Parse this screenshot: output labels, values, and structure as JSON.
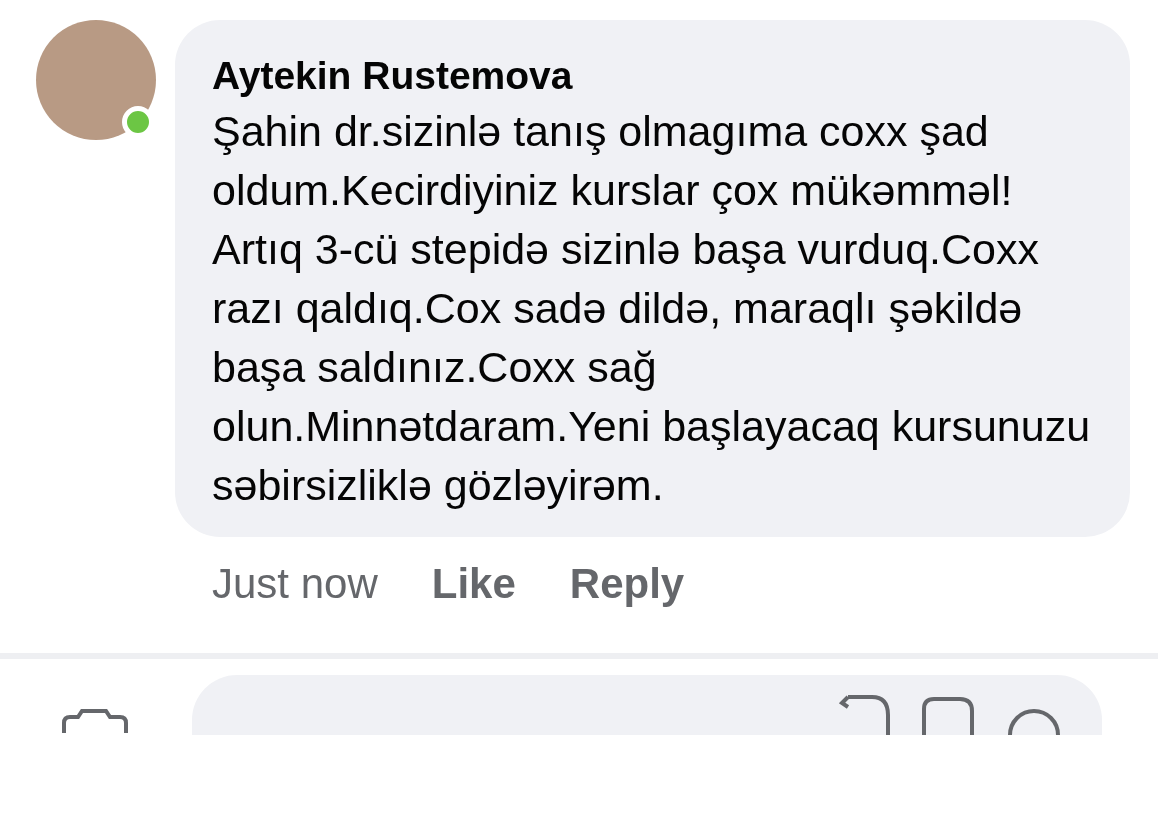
{
  "comment": {
    "author": "Aytekin Rustemova",
    "online": true,
    "text": "Şahin dr.sizinlə tanış olmagıma coxx şad oldum.Kecirdiyiniz kurslar çox mükəmməl! Artıq 3-cü stepidə sizinlə başa vurduq.Coxx razı qaldıq.Cox sadə dildə, maraqlı şəkildə başa saldınız.Coxx sağ olun.Minnətdaram.Yeni başlayacaq kursunuzu səbirsizliklə gözləyirəm.",
    "time": "Just now",
    "actions": [
      "Like",
      "Reply"
    ]
  }
}
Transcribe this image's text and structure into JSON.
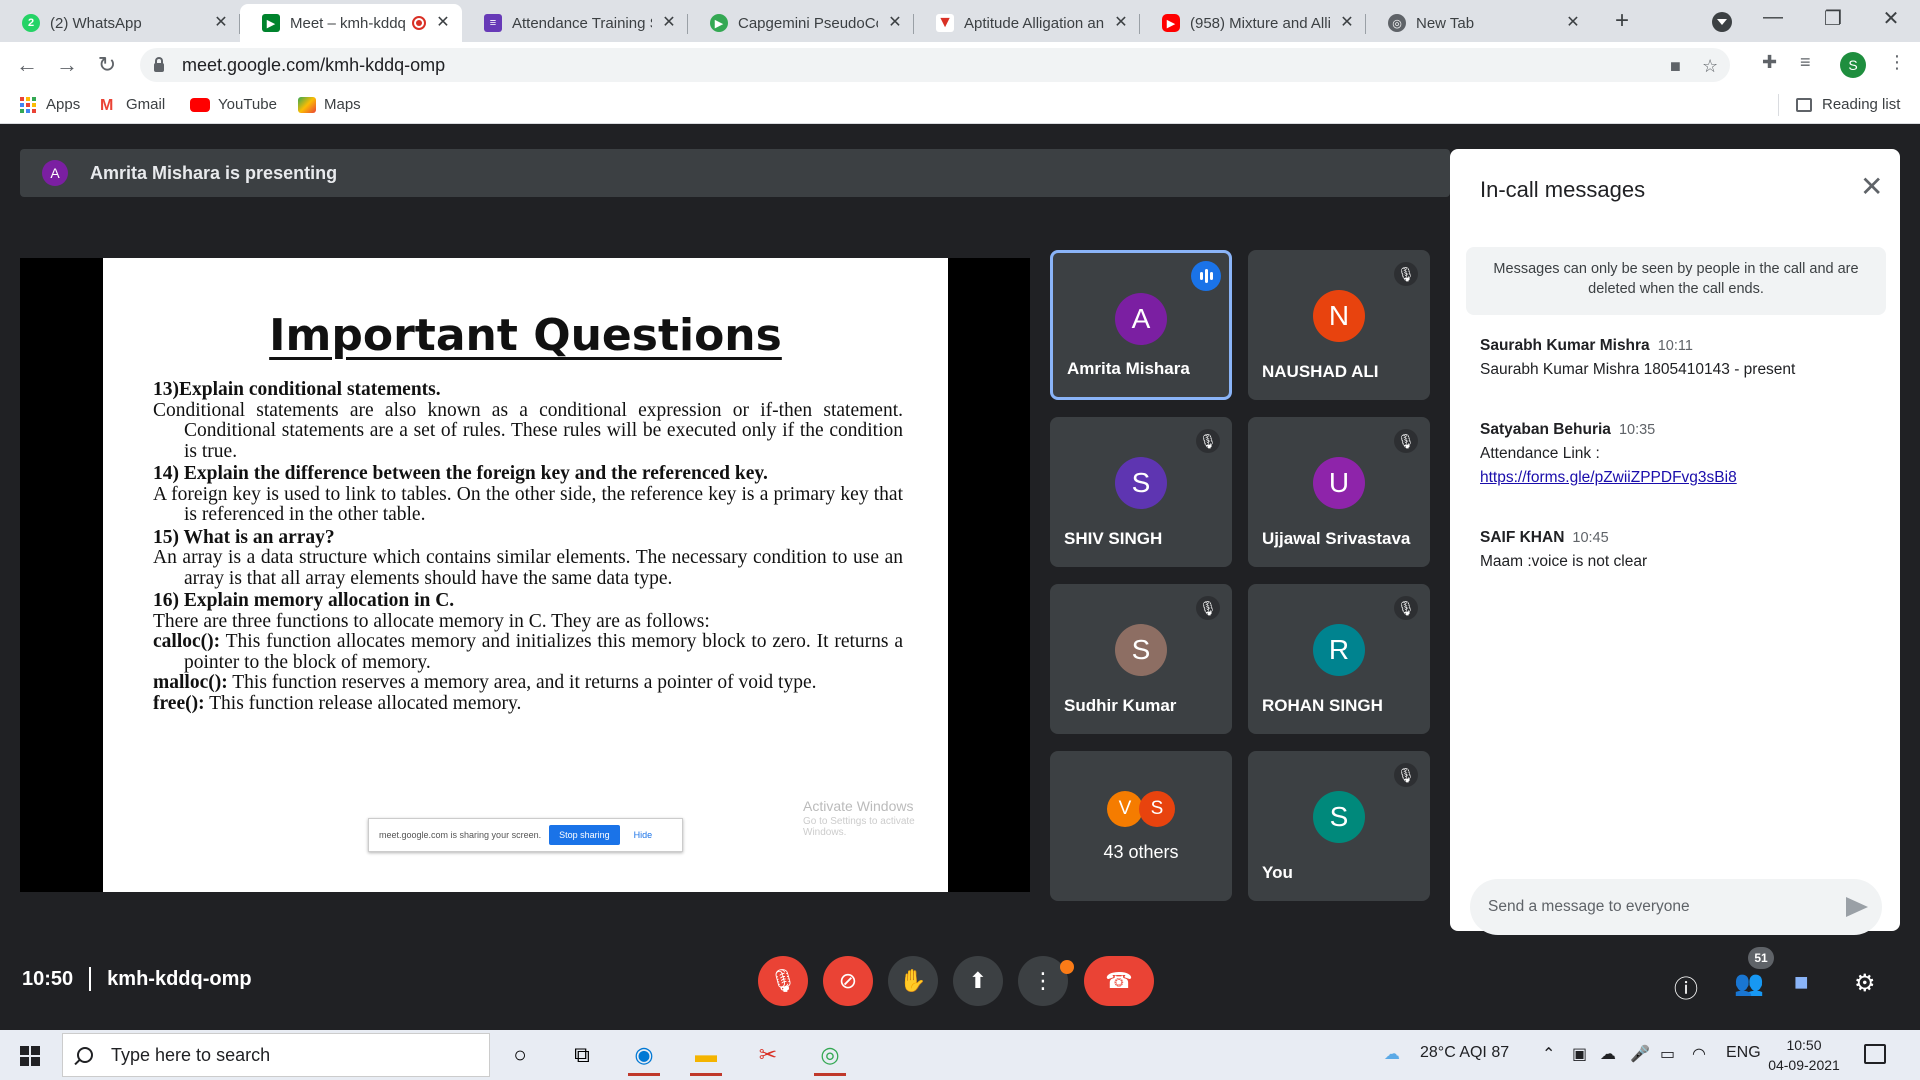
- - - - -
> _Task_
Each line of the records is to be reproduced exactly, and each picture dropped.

> _The completed task_
Parse this screenshot: output labels, values, and structure as JSON.
{
  "comment": {
    "author": "Aytekin Rustemova",
    "online": true,
    "text": "Şahin dr.sizinlə tanış olmagıma coxx şad oldum.Kecirdiyiniz kurslar çox mükəmməl! Artıq 3-cü stepidə sizinlə başa vurduq.Coxx razı qaldıq.Cox sadə dildə, maraqlı şəkildə başa saldınız.Coxx sağ olun.Minnətdaram.Yeni başlayacaq kursunuzu səbirsizliklə gözləyirəm.",
    "time": "Just now",
    "actions": [
      "Like",
      "Reply"
    ]
  }
}
Transcribe this image's text and structure into JSON.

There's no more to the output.